[App and web page records]
________________________

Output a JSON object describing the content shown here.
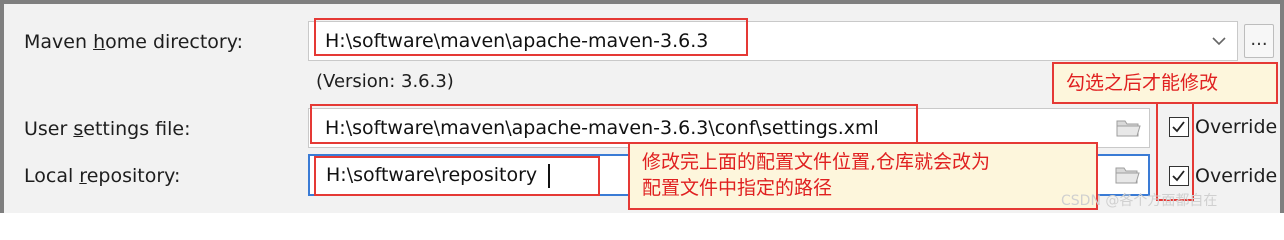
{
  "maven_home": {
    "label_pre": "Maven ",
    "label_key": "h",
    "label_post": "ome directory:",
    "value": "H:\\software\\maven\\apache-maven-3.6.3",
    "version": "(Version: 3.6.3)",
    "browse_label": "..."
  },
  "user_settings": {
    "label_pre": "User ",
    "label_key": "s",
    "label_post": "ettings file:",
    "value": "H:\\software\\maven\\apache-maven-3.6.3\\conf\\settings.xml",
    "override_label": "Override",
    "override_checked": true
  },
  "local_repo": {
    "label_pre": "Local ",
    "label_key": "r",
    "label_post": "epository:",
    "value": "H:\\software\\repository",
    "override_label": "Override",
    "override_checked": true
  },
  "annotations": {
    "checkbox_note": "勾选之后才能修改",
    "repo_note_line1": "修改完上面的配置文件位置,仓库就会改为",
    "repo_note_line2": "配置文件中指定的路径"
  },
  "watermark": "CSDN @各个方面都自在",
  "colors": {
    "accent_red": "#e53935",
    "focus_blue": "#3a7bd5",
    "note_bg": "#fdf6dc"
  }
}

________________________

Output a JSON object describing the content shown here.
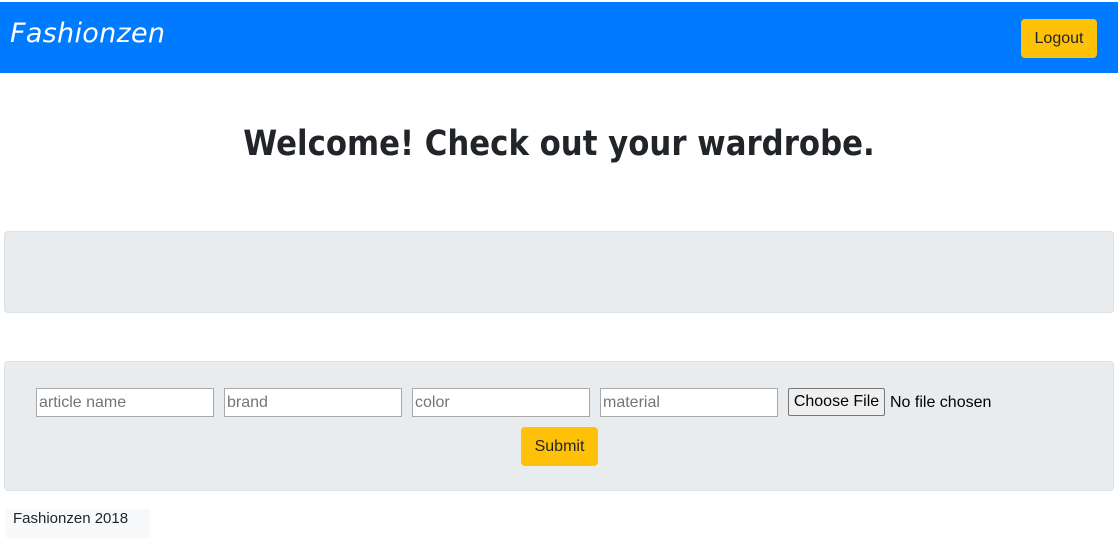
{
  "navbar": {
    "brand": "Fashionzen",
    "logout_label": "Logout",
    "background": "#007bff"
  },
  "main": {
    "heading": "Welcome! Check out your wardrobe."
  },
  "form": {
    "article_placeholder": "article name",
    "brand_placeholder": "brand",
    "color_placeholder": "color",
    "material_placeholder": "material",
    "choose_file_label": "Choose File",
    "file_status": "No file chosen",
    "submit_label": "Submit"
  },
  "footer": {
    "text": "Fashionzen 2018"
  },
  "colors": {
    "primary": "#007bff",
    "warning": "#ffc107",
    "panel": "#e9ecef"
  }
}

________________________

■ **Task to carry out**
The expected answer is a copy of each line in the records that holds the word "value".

■ **Result for this task**
    "value": "H:\\software\\maven\\apache-maven-3.6.3",
    "value": "H:\\software\\maven\\apache-maven-3.6.3\\conf\\settings.xml",
    "value": "H:\\software\\repository",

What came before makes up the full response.